Data to process:
┌────────

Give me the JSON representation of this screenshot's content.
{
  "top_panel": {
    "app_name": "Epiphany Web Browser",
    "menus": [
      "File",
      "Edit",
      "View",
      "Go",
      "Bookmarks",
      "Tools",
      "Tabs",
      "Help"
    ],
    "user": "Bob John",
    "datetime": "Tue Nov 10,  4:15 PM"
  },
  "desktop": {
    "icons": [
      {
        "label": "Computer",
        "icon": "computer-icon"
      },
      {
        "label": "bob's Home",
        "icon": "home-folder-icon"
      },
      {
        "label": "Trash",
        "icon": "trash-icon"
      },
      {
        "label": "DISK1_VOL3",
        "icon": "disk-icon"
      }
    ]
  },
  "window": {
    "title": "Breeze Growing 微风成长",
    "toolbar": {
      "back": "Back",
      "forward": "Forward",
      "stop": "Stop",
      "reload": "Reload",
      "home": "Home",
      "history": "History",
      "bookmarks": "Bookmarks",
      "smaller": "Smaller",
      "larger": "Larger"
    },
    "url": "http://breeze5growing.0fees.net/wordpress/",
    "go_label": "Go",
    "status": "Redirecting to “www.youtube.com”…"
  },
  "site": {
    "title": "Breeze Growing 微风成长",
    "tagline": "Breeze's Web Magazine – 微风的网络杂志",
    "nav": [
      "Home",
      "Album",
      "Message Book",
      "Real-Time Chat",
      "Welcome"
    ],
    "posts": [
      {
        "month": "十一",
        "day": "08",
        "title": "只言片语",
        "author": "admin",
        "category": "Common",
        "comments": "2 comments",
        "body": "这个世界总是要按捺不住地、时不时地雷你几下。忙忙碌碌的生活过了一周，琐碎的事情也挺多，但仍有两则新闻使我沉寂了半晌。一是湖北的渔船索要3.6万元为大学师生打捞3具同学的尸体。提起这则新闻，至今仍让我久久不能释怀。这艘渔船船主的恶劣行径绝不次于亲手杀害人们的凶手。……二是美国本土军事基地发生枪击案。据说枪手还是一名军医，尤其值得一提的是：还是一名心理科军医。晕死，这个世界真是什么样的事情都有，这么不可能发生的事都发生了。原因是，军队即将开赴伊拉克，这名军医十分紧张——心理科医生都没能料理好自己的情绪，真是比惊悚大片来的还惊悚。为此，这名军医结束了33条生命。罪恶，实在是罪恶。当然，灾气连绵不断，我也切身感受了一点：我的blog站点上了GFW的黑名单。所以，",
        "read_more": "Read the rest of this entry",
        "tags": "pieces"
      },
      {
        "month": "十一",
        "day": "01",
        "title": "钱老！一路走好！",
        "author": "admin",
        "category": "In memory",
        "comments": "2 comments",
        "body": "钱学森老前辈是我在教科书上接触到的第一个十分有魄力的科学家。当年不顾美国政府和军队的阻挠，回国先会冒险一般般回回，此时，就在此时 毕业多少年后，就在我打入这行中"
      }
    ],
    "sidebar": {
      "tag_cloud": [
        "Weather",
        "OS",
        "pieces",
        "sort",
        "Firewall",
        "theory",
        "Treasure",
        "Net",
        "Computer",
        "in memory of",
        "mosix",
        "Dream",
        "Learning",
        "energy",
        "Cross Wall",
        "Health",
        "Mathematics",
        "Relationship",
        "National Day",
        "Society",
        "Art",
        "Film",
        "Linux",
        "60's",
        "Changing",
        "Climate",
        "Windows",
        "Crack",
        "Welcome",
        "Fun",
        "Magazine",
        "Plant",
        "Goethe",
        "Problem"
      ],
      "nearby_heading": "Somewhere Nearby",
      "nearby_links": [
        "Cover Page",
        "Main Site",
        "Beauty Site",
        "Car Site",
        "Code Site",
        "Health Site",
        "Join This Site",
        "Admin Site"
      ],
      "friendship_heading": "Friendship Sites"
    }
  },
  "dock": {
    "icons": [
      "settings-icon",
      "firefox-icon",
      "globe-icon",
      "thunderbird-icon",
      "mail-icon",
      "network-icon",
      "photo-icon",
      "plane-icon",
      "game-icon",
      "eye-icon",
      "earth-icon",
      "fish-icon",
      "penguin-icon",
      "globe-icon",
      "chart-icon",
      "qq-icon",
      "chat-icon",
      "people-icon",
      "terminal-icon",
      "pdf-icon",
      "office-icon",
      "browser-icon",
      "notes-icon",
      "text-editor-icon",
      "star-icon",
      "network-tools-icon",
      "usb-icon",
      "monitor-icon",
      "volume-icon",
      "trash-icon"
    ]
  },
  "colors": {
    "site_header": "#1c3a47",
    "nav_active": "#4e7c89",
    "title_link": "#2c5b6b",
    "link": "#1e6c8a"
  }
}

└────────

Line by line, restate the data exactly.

Result of the task:
Give me the JSON representation of this screenshot's content.
{
  "top_panel": {
    "app_name": "Epiphany Web Browser",
    "menus": [
      "File",
      "Edit",
      "View",
      "Go",
      "Bookmarks",
      "Tools",
      "Tabs",
      "Help"
    ],
    "user": "Bob John",
    "datetime": "Tue Nov 10,  4:15 PM"
  },
  "desktop": {
    "icons": [
      {
        "label": "Computer",
        "icon": "computer-icon"
      },
      {
        "label": "bob's Home",
        "icon": "home-folder-icon"
      },
      {
        "label": "Trash",
        "icon": "trash-icon"
      },
      {
        "label": "DISK1_VOL3",
        "icon": "disk-icon"
      }
    ]
  },
  "window": {
    "title": "Breeze Growing 微风成长",
    "toolbar": {
      "back": "Back",
      "forward": "Forward",
      "stop": "Stop",
      "reload": "Reload",
      "home": "Home",
      "history": "History",
      "bookmarks": "Bookmarks",
      "smaller": "Smaller",
      "larger": "Larger"
    },
    "url": "http://breeze5growing.0fees.net/wordpress/",
    "go_label": "Go",
    "status": "Redirecting to “www.youtube.com”…"
  },
  "site": {
    "title": "Breeze Growing 微风成长",
    "tagline": "Breeze's Web Magazine – 微风的网络杂志",
    "nav": [
      "Home",
      "Album",
      "Message Book",
      "Real-Time Chat",
      "Welcome"
    ],
    "posts": [
      {
        "month": "十一",
        "day": "08",
        "title": "只言片语",
        "author": "admin",
        "category": "Common",
        "comments": "2 comments",
        "body": "这个世界总是要按捺不住地、时不时地雷你几下。忙忙碌碌的生活过了一周，琐碎的事情也挺多，但仍有两则新闻使我沉寂了半晌。一是湖北的渔船索要3.6万元为大学师生打捞3具同学的尸体。提起这则新闻，至今仍让我久久不能释怀。这艘渔船船主的恶劣行径绝不次于亲手杀害人们的凶手。……二是美国本土军事基地发生枪击案。据说枪手还是一名军医，尤其值得一提的是：还是一名心理科军医。晕死，这个世界真是什么样的事情都有，这么不可能发生的事都发生了。原因是，军队即将开赴伊拉克，这名军医十分紧张——心理科医生都没能料理好自己的情绪，真是比惊悚大片来的还惊悚。为此，这名军医结束了33条生命。罪恶，实在是罪恶。当然，灾气连绵不断，我也切身感受了一点：我的blog站点上了GFW的黑名单。所以，",
        "read_more": "Read the rest of this entry",
        "tags": "pieces"
      },
      {
        "month": "十一",
        "day": "01",
        "title": "钱老！一路走好！",
        "author": "admin",
        "category": "In memory",
        "comments": "2 comments",
        "body": "钱学森老前辈是我在教科书上接触到的第一个十分有魄力的科学家。当年不顾美国政府和军队的阻挠，回国先会冒险一般般回回，此时，就在此时 毕业多少年后，就在我打入这行中"
      }
    ],
    "sidebar": {
      "tag_cloud": [
        "Weather",
        "OS",
        "pieces",
        "sort",
        "Firewall",
        "theory",
        "Treasure",
        "Net",
        "Computer",
        "in memory of",
        "mosix",
        "Dream",
        "Learning",
        "energy",
        "Cross Wall",
        "Health",
        "Mathematics",
        "Relationship",
        "National Day",
        "Society",
        "Art",
        "Film",
        "Linux",
        "60's",
        "Changing",
        "Climate",
        "Windows",
        "Crack",
        "Welcome",
        "Fun",
        "Magazine",
        "Plant",
        "Goethe",
        "Problem"
      ],
      "nearby_heading": "Somewhere Nearby",
      "nearby_links": [
        "Cover Page",
        "Main Site",
        "Beauty Site",
        "Car Site",
        "Code Site",
        "Health Site",
        "Join This Site",
        "Admin Site"
      ],
      "friendship_heading": "Friendship Sites"
    }
  },
  "dock": {
    "icons": [
      "settings-icon",
      "firefox-icon",
      "globe-icon",
      "thunderbird-icon",
      "mail-icon",
      "network-icon",
      "photo-icon",
      "plane-icon",
      "game-icon",
      "eye-icon",
      "earth-icon",
      "fish-icon",
      "penguin-icon",
      "globe-icon",
      "chart-icon",
      "qq-icon",
      "chat-icon",
      "people-icon",
      "terminal-icon",
      "pdf-icon",
      "office-icon",
      "browser-icon",
      "notes-icon",
      "text-editor-icon",
      "star-icon",
      "network-tools-icon",
      "usb-icon",
      "monitor-icon",
      "volume-icon",
      "trash-icon"
    ]
  },
  "colors": {
    "site_header": "#1c3a47",
    "nav_active": "#4e7c89",
    "title_link": "#2c5b6b",
    "link": "#1e6c8a"
  }
}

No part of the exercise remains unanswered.